[Web page and app entries]
=-=-=-=-=

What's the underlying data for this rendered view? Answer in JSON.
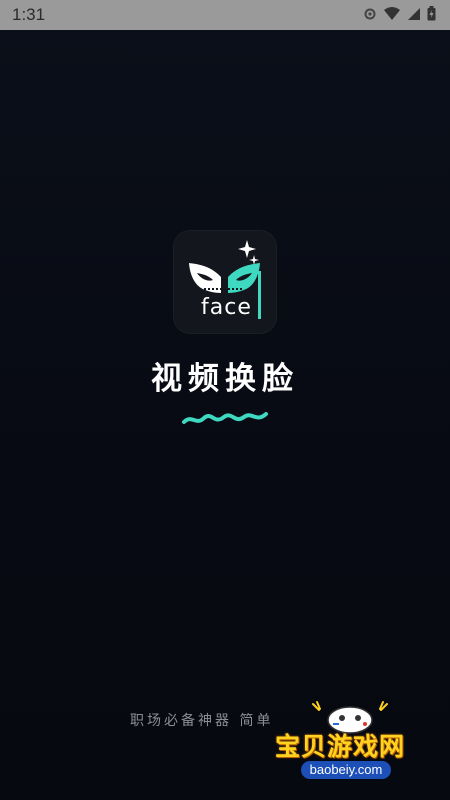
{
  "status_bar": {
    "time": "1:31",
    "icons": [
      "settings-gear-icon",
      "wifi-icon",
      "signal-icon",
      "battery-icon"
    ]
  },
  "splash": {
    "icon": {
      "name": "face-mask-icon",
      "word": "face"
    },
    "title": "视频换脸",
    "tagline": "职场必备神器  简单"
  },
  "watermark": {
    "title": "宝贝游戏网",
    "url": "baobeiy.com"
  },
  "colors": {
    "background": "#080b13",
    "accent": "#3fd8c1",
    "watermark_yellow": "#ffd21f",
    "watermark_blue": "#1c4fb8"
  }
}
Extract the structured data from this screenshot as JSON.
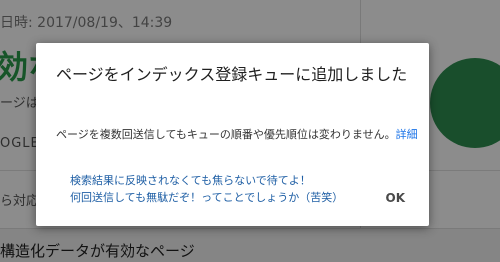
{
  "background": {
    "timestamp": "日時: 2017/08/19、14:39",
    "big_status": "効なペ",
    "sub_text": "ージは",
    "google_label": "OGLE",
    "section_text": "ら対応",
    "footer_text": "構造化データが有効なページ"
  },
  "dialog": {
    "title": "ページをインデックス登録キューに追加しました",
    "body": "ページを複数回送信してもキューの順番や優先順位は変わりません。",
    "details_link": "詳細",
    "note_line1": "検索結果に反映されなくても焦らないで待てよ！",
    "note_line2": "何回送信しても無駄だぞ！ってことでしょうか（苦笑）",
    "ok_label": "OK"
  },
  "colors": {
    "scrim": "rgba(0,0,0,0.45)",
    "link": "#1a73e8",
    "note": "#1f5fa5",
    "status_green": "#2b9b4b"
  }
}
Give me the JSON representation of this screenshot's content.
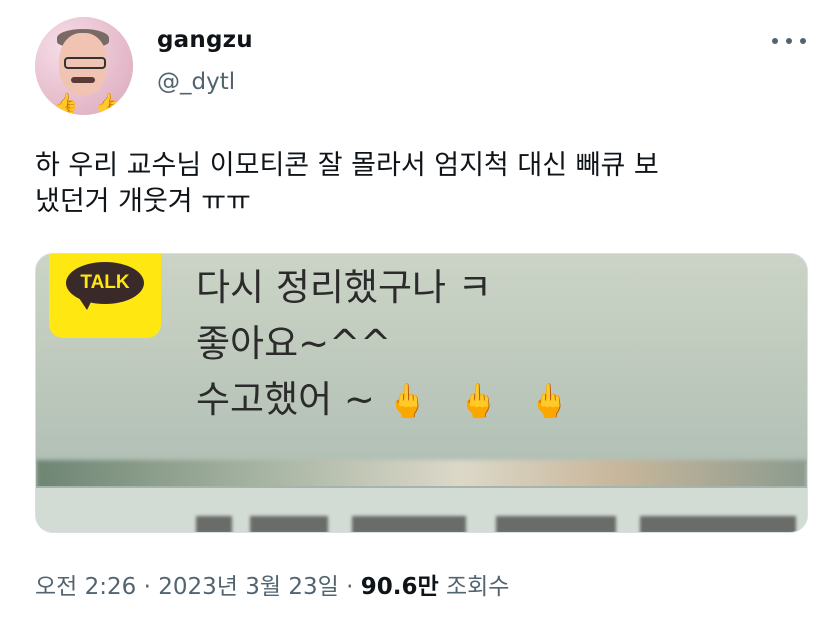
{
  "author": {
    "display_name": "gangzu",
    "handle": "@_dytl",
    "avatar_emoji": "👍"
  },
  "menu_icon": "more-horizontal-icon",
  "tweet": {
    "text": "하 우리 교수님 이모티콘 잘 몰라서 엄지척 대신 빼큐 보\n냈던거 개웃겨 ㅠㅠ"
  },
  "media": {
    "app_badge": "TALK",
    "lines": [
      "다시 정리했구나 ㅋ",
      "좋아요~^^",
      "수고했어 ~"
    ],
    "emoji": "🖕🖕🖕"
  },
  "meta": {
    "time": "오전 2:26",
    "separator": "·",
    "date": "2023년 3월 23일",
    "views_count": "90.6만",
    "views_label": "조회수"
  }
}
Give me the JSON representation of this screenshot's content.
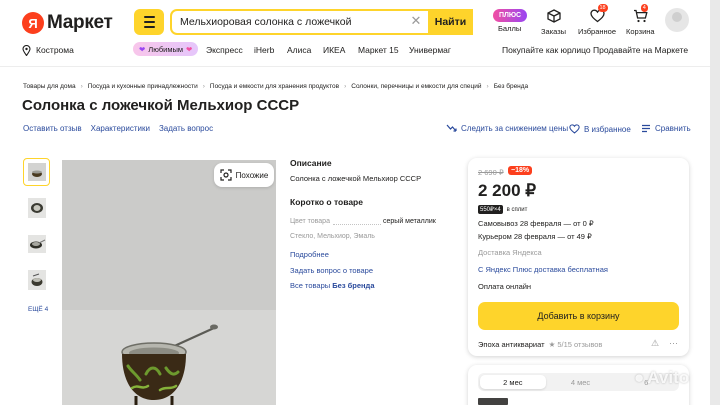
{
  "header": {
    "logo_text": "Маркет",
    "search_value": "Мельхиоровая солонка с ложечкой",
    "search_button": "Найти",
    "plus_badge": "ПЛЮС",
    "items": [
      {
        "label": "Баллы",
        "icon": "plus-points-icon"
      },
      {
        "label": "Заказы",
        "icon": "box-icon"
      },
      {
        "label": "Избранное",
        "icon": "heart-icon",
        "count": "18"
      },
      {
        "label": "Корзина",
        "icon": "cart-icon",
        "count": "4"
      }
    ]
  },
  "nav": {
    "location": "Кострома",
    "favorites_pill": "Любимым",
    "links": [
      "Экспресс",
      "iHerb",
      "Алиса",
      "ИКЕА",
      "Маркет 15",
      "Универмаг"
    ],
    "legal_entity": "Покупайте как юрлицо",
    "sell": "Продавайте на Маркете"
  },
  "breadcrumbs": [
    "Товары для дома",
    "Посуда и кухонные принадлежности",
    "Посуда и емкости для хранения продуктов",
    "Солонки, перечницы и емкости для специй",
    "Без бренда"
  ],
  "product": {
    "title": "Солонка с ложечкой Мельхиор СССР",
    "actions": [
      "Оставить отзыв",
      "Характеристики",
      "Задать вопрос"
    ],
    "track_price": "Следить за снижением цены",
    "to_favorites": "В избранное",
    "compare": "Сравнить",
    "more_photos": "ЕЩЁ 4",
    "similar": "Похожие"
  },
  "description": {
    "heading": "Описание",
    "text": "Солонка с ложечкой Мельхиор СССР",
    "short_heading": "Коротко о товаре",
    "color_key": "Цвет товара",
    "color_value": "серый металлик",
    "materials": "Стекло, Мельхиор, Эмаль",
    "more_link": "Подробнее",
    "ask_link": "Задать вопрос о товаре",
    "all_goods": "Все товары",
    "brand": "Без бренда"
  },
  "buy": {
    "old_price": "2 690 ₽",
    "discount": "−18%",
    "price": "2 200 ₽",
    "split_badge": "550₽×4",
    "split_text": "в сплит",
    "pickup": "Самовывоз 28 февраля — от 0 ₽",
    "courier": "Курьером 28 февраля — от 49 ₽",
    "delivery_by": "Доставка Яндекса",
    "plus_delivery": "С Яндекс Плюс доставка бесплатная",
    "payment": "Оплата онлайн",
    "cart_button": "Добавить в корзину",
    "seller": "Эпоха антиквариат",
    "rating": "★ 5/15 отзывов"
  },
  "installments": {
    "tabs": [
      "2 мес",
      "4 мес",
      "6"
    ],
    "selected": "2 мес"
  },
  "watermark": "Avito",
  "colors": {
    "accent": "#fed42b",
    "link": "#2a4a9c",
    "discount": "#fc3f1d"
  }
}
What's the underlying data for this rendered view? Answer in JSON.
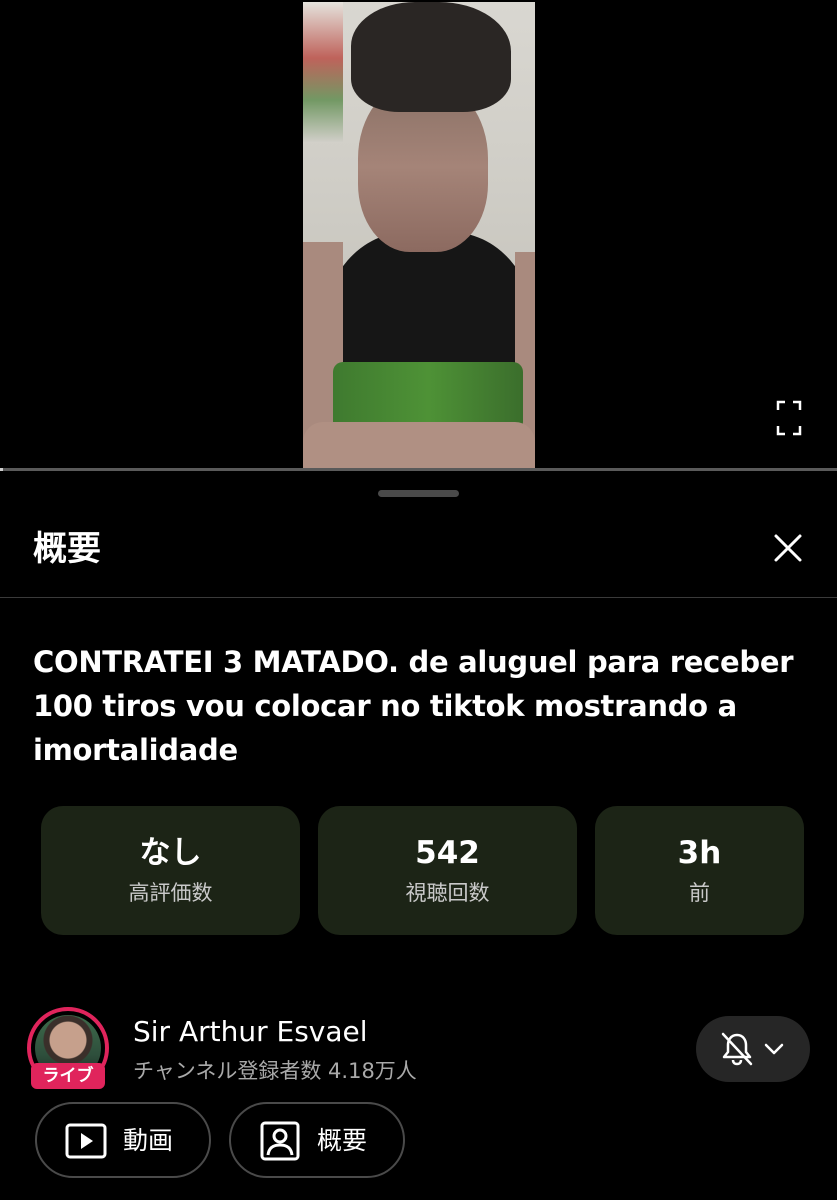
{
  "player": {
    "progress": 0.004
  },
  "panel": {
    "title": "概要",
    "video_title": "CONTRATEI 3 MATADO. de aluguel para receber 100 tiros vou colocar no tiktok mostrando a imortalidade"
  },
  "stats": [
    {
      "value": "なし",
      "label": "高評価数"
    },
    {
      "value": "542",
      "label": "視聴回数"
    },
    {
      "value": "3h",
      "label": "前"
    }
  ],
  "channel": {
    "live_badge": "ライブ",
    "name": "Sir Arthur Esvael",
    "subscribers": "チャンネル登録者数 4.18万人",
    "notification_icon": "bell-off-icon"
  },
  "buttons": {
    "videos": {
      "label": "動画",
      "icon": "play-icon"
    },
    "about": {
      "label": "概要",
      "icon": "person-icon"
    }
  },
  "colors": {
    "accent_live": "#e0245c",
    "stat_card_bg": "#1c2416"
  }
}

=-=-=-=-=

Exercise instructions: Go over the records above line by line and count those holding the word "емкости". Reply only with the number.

Output of the exercise: 2